I actually recently saw Peter Singer at a panel at school where he and other speakers discussed the morality of animal treatment, although it was most focused on the religious angle of the issue. But Singer made an important point that’s worth taking home: “I don’t live in a world that makes my existence dependent on the suffering and death of others.” There really is no solid, large-scale reason for the mistreatment of animals… other than the money we give to support it. The right answer to most problems in our society is be a wise, public citizen over being a mindless, private citizen.
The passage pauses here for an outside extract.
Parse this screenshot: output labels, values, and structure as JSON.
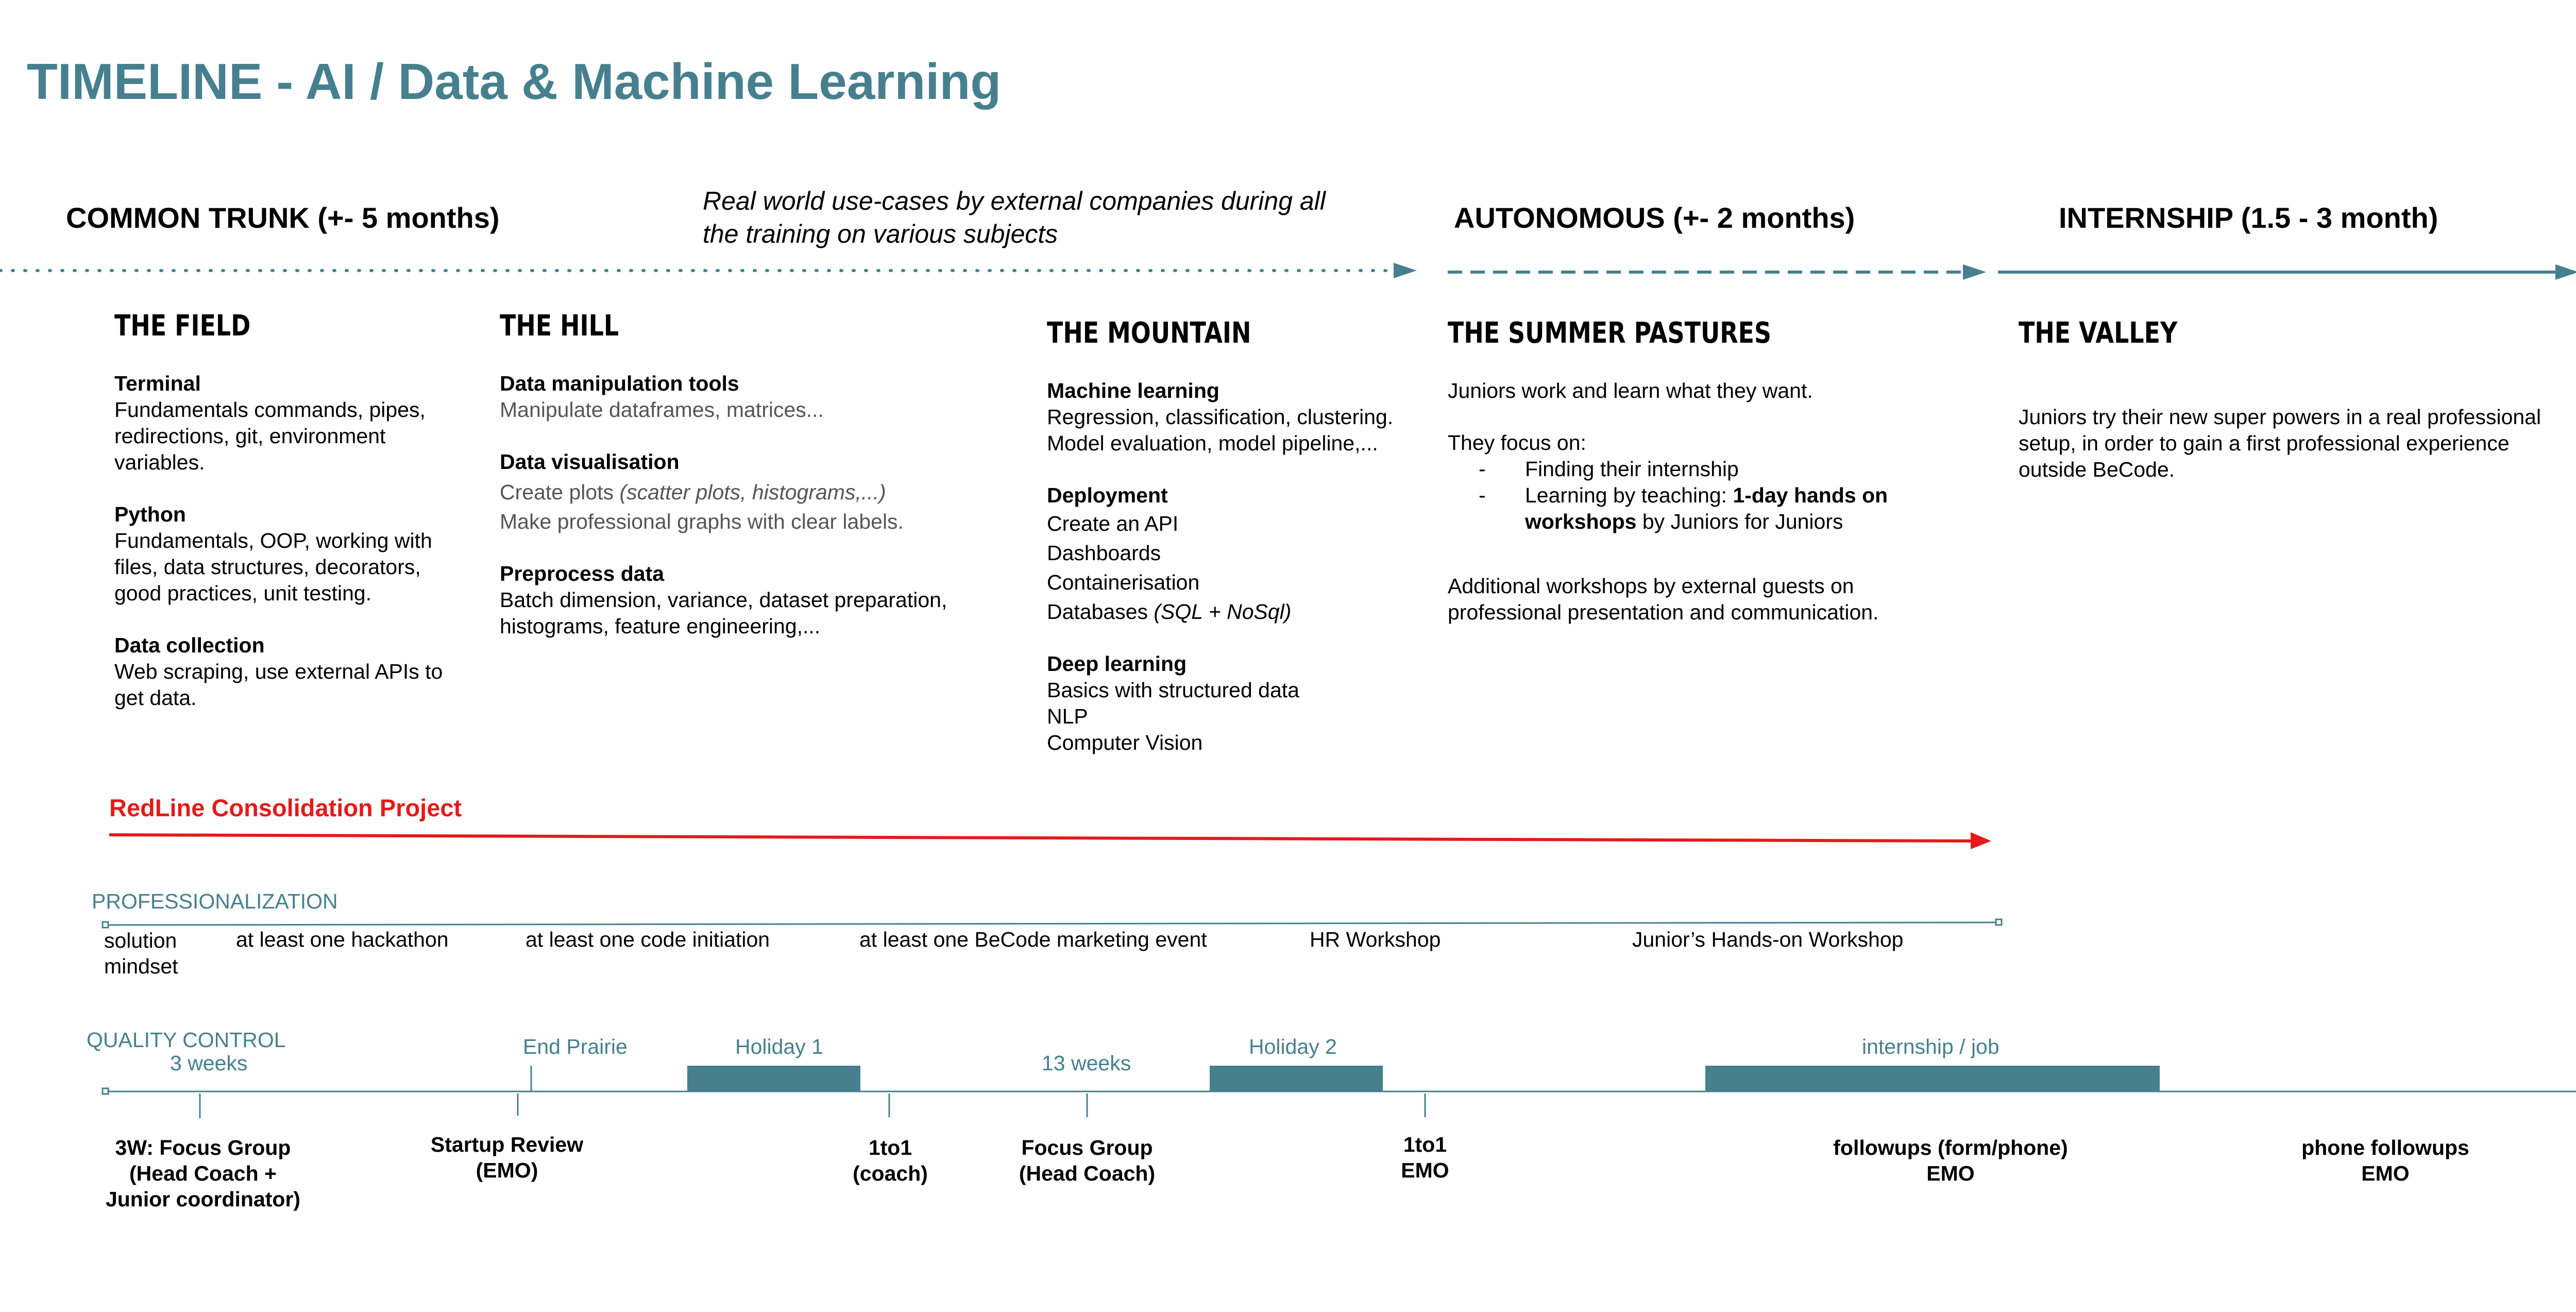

In Tom Regan’s The Case for Animal Rights, the animal rights movement has three main goals: 1) total abolition of the use of animals in science, 2) total dissolution of commercial animal agriculture, and 3) total elimination of commercial and sport hunting and trapping. It argues that the whole system is wrong, and that we can’t change unjust institutions by “tidying them up.” Like Singer, he argues that the fundamental wrong is the system that allows us to view animals as resources, that they exist to serve us. The Kantian cruelty-kindness view states under deontological grounds that we have a direct duty to be kind and not to be cruel to animals, and this is where we get organizations like PETA. Under the similar utilitarian premises as Singer states, the fact that animals are sentient beings capable of pleasure and pain puts them on the same grounds for treatment as us. You would come off as scum of the earth if you denied someone fair treatment based on the color of his or her skin, so why not the same for another fellow sentient being, who happens to be of a different species? The rights view says that to treat another in ways that disrespect the other’s inherent value is to act immorally, to violate the individual’s rights. This is what the movement is calling for, an extension of the moral community (which we’ve only recently granted to women and minorities legally) to our friends with tails and feathers.